§ Aim of the exercise:
Go through the listing and pick out each line with the word "Region" in it.

§ Data for this exercise:
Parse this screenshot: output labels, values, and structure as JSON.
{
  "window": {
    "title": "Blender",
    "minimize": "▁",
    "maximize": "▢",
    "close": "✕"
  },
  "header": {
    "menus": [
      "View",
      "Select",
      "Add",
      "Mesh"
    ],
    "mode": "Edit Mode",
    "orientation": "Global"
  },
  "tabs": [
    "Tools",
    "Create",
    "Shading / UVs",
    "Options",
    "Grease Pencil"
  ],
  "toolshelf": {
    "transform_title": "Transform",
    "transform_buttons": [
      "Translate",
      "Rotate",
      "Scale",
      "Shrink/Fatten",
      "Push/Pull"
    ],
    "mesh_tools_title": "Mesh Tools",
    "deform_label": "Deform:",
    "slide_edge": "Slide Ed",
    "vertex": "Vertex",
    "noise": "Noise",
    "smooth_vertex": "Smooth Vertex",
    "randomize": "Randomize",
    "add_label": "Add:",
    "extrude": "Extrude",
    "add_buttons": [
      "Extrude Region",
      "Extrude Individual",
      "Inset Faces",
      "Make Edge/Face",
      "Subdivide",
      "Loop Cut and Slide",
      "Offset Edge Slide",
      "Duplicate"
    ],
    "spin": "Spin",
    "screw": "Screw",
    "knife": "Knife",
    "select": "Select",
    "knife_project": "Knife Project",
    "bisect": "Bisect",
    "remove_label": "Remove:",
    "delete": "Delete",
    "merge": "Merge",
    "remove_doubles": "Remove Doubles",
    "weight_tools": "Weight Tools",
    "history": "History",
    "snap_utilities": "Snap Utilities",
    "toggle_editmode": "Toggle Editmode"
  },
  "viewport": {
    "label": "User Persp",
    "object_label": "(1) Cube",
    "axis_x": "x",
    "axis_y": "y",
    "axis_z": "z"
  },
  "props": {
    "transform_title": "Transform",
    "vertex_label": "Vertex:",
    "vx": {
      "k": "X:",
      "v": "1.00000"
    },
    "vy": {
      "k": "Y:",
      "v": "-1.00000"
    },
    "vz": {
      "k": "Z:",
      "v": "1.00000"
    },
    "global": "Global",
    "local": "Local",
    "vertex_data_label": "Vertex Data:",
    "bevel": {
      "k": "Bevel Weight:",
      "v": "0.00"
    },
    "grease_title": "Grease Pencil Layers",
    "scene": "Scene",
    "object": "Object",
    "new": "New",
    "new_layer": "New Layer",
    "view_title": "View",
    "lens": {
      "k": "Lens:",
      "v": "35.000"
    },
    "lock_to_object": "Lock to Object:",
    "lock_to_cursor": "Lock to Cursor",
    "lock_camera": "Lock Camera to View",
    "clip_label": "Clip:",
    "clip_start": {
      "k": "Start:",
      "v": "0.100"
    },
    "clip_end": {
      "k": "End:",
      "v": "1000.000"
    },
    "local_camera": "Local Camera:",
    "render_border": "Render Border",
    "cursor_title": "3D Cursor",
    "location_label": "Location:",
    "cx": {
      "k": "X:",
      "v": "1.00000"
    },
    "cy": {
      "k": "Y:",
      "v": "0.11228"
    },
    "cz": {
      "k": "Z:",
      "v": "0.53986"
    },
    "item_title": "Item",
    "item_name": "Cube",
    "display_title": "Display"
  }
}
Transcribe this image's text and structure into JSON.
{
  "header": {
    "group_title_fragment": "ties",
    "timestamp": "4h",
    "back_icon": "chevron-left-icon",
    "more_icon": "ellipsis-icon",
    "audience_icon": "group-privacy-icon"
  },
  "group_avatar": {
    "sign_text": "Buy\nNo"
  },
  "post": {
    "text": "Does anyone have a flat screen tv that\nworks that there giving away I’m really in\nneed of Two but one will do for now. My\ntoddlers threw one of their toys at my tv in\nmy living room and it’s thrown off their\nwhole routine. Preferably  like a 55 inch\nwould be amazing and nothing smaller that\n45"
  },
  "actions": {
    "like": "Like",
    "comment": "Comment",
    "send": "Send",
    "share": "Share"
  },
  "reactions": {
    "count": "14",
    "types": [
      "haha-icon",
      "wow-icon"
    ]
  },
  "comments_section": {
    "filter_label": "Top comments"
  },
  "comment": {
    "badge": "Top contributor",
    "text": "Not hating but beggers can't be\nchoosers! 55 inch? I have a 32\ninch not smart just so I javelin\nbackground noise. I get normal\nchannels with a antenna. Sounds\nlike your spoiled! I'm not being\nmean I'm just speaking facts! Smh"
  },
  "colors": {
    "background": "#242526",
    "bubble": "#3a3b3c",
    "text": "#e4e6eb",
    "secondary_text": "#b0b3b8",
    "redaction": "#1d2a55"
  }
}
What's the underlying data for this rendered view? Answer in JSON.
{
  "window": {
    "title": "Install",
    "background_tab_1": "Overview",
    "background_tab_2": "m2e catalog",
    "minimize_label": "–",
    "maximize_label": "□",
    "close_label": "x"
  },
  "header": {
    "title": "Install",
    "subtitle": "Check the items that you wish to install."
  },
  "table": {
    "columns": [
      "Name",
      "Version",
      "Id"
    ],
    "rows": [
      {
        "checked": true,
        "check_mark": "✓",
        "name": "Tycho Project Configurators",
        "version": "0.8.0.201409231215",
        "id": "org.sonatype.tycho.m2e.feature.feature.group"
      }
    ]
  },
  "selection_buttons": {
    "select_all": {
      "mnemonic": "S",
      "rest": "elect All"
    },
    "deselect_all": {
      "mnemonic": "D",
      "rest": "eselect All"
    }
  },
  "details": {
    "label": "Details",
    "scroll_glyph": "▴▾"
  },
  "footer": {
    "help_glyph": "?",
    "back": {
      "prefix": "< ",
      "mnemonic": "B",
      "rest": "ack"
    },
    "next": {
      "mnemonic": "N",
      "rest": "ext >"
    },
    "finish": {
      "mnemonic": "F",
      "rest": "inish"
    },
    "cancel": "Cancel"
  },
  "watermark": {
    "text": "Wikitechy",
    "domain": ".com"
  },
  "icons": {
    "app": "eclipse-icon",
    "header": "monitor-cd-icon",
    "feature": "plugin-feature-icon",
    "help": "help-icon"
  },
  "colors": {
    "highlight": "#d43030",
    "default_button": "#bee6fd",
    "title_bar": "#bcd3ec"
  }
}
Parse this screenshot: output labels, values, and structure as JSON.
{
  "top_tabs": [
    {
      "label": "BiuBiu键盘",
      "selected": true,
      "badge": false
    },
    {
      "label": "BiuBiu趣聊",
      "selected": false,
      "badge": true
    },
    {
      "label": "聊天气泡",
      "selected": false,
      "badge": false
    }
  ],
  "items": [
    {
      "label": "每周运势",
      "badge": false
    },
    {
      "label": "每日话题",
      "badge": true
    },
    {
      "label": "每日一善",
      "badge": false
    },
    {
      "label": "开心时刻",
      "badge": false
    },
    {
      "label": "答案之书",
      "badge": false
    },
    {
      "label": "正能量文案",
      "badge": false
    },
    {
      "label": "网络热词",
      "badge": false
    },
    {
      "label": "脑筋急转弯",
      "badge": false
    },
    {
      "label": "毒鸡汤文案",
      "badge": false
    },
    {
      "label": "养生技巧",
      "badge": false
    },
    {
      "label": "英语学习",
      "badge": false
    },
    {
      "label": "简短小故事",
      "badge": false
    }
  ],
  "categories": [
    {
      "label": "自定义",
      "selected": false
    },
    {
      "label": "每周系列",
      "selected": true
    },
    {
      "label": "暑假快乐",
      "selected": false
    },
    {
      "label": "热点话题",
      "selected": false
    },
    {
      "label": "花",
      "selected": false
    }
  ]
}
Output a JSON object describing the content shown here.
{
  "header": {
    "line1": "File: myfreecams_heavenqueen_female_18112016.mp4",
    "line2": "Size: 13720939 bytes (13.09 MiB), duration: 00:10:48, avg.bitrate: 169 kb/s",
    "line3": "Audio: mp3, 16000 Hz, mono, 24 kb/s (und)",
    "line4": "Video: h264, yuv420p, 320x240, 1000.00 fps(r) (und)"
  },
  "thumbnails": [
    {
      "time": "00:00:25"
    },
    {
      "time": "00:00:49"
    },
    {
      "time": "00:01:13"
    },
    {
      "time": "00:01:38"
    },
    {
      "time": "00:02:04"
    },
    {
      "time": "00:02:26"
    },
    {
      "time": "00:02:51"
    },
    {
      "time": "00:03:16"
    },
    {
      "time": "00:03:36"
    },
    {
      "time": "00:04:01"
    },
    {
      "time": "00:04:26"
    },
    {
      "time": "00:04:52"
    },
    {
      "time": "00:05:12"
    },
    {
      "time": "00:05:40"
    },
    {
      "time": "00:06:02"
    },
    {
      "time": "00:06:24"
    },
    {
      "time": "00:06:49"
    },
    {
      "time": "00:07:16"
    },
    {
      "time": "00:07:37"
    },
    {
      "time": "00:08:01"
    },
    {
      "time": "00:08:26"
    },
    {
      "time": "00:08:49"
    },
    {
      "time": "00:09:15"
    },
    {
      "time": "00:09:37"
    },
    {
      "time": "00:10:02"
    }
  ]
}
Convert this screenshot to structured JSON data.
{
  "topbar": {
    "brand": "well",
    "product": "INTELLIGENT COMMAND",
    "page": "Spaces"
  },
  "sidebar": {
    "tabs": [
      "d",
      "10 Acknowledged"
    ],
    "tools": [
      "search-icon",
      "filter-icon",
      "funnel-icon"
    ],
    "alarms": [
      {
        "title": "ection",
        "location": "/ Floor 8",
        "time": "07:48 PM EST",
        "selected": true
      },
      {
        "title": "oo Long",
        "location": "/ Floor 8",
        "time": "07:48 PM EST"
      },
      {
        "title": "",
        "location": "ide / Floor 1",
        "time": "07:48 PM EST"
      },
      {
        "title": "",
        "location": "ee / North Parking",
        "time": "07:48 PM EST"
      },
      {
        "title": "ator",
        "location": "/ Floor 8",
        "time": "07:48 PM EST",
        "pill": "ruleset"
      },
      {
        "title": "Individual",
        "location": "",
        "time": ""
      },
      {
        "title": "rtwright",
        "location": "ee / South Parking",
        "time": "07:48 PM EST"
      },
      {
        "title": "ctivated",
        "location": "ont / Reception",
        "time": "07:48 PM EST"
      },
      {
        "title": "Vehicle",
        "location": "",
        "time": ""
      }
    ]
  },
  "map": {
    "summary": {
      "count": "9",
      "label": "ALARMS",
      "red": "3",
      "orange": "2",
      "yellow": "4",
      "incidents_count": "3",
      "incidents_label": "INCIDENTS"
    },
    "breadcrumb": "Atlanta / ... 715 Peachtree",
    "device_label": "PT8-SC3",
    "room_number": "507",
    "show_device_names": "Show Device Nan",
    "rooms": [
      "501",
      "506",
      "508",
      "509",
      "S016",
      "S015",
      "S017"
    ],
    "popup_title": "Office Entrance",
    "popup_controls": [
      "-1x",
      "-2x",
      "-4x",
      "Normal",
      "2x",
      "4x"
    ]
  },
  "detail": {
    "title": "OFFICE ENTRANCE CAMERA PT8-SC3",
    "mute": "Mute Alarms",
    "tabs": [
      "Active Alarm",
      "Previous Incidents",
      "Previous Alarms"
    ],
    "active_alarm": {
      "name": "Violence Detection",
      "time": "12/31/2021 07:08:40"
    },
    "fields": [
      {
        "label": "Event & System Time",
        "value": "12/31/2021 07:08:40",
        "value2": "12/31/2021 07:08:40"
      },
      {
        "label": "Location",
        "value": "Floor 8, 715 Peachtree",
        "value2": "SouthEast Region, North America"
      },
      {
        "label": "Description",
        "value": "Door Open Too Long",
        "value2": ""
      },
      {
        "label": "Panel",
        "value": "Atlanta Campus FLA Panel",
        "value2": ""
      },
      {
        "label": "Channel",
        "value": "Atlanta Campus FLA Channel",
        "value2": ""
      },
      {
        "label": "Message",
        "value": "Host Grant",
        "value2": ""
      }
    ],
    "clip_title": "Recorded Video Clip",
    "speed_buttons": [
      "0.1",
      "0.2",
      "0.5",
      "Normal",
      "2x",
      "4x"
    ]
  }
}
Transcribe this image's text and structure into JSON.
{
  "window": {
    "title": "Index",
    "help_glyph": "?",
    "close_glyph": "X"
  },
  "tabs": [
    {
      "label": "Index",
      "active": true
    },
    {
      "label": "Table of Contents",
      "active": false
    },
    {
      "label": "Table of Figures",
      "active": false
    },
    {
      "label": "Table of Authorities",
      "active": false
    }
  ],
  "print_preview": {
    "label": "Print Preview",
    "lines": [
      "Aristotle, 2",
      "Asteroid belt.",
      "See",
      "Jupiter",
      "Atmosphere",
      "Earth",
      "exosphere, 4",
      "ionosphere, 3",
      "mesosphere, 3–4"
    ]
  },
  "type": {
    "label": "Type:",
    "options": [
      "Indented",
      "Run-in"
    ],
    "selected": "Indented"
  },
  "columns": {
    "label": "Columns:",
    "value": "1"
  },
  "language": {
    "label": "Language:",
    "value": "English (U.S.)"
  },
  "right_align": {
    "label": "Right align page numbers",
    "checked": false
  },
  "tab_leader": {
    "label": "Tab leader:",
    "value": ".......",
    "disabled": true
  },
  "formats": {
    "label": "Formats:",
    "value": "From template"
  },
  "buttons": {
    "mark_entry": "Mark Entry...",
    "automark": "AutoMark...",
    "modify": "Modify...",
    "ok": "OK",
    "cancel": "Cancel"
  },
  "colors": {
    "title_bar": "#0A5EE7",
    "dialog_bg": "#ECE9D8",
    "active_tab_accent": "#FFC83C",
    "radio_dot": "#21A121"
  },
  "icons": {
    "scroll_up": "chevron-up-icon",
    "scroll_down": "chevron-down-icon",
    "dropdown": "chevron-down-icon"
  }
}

§ Answer for this exercise:
      "Extrude Region",
        "value2": "SouthEast Region, North America"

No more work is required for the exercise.